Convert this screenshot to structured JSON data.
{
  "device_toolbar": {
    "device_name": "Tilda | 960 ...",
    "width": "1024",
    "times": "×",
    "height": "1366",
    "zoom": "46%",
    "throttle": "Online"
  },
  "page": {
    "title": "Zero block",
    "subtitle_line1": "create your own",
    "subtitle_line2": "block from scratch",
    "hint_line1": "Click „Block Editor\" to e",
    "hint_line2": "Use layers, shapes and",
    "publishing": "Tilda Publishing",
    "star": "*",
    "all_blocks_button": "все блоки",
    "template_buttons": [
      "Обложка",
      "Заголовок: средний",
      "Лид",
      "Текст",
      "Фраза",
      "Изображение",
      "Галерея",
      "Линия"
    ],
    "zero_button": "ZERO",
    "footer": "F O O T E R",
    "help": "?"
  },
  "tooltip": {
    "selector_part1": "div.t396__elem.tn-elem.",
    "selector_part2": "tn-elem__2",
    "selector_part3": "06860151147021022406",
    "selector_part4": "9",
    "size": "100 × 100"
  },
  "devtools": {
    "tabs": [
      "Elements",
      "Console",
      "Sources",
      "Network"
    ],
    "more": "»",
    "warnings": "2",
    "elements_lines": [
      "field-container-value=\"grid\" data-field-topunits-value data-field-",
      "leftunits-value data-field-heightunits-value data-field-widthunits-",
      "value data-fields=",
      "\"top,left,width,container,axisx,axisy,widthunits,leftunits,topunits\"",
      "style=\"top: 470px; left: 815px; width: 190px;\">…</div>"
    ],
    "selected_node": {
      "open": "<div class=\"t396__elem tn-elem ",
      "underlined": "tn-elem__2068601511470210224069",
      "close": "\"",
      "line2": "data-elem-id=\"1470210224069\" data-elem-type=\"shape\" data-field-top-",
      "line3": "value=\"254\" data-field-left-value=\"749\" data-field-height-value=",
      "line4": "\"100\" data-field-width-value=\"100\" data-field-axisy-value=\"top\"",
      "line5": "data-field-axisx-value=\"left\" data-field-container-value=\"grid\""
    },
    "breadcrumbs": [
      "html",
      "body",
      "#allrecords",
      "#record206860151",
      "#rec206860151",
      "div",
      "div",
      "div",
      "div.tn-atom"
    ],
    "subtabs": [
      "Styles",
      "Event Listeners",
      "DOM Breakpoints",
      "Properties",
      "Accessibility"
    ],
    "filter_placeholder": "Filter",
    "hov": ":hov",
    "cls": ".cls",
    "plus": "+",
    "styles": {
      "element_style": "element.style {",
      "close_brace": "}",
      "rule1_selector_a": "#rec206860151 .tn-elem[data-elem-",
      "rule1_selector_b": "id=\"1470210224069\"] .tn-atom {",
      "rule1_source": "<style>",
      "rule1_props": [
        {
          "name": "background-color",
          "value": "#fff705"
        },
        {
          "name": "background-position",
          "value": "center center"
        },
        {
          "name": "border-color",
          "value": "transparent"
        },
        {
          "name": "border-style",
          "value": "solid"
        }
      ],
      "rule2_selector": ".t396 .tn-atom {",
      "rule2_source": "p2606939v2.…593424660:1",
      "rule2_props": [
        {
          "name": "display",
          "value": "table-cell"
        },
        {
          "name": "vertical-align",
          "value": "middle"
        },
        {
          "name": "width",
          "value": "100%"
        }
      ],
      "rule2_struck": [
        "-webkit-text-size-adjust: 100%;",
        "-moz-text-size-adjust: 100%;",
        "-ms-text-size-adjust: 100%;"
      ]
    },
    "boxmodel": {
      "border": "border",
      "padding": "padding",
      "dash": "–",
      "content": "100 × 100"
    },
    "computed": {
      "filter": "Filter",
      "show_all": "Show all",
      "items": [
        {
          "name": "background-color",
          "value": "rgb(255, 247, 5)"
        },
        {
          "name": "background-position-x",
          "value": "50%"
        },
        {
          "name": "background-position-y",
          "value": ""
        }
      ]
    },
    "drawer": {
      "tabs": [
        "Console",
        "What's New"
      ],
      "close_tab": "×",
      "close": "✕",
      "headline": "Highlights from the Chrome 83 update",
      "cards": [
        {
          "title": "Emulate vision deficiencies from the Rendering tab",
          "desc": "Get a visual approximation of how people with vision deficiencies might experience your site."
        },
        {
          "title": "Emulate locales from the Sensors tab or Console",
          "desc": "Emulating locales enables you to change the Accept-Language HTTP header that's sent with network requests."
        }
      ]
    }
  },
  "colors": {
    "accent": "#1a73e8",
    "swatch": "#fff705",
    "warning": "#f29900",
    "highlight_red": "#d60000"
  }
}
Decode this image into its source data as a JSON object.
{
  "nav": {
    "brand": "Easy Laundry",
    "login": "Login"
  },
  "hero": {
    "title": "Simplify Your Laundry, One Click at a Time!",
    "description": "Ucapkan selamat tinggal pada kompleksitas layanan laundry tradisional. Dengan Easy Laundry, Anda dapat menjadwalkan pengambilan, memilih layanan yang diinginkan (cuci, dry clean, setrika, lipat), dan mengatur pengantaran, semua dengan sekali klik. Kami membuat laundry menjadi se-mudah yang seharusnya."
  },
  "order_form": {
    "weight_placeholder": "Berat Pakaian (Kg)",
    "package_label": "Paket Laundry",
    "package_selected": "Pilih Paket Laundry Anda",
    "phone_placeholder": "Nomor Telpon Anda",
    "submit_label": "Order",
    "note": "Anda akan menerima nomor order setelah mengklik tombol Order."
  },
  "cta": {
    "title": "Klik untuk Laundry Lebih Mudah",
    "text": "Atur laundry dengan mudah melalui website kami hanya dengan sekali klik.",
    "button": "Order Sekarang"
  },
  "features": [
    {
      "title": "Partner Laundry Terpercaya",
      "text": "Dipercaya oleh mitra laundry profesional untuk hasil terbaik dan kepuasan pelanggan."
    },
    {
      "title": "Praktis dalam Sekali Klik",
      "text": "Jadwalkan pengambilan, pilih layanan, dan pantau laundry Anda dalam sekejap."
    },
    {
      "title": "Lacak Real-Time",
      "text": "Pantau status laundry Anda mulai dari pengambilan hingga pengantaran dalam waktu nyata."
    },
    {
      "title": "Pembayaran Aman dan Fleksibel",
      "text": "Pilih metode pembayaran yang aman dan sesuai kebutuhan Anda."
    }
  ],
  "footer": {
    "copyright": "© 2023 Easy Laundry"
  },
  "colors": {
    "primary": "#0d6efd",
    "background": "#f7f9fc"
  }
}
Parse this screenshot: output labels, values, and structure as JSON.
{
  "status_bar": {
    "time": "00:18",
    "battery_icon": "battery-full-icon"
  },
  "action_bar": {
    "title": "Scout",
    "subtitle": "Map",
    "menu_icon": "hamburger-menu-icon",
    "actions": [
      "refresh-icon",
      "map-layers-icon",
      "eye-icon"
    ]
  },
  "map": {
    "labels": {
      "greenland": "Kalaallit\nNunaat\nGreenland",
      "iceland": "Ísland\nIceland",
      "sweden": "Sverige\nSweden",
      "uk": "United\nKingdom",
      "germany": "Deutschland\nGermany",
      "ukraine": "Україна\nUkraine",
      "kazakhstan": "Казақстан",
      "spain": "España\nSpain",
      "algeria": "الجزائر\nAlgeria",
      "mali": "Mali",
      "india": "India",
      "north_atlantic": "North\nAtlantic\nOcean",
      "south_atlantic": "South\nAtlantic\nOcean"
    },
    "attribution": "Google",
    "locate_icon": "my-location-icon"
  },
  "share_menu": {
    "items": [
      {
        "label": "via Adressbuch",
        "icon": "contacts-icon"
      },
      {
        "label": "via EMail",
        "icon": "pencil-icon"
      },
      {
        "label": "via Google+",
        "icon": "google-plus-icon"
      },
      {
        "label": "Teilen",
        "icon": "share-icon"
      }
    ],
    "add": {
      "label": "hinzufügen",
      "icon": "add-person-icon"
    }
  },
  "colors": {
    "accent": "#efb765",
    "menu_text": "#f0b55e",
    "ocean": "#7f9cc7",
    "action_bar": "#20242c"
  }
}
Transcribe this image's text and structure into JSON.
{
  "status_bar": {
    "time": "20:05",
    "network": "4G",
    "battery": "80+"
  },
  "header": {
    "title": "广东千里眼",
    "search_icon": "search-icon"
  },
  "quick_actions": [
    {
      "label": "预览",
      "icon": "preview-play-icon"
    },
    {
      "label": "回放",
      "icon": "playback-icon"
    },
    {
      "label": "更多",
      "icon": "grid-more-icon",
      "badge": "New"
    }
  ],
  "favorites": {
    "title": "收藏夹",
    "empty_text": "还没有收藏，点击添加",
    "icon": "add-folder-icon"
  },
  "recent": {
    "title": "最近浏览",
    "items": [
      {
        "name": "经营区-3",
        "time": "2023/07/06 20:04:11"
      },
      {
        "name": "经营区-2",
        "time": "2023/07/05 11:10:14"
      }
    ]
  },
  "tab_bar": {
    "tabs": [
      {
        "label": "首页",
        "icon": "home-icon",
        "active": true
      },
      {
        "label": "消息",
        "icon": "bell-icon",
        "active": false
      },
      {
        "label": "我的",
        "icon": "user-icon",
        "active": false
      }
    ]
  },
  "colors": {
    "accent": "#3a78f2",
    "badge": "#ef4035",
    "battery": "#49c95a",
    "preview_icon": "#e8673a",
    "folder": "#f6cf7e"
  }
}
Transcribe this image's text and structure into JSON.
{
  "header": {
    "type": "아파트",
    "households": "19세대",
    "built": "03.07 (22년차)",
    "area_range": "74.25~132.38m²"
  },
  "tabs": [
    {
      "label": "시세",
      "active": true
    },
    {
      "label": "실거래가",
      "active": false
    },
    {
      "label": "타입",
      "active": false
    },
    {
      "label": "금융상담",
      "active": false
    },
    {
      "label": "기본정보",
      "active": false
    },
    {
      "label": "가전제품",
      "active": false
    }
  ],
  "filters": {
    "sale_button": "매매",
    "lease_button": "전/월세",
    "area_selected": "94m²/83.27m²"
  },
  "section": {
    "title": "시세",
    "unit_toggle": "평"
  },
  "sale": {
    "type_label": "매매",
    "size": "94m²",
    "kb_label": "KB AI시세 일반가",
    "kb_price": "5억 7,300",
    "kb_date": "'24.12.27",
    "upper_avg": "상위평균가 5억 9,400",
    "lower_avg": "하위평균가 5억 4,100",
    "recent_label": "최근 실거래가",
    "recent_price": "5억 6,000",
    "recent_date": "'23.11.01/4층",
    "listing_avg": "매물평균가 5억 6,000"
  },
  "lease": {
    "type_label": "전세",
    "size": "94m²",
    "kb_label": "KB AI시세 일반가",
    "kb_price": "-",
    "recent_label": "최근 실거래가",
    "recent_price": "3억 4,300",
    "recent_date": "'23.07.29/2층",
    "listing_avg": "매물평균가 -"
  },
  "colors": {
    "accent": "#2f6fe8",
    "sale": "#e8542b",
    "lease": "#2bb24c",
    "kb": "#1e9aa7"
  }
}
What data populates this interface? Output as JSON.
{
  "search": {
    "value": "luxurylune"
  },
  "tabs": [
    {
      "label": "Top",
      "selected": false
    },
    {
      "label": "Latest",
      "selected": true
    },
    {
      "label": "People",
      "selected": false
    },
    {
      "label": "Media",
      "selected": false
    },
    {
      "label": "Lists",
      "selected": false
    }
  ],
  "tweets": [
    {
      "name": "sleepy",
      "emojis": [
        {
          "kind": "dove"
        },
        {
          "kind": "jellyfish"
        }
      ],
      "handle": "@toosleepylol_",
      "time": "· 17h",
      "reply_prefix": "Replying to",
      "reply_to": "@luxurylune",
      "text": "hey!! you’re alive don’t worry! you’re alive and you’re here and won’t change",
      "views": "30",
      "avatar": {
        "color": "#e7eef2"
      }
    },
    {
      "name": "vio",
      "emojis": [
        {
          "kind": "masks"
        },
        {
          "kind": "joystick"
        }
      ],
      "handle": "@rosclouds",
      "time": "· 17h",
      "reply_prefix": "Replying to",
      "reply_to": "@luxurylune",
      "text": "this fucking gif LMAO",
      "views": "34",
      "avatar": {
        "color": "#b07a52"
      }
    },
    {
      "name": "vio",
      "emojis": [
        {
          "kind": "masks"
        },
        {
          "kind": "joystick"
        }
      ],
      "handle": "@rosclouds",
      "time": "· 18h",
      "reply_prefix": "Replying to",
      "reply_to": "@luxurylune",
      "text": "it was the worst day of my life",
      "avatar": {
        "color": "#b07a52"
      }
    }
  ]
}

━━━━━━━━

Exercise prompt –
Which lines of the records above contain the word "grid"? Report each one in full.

Result of the task –
      "field-container-value=\"grid\" data-field-topunits-value data-field-",
      "line5": "data-field-axisx-value=\"left\" data-field-container-value=\"grid\""
      "icon": "grid-more-icon",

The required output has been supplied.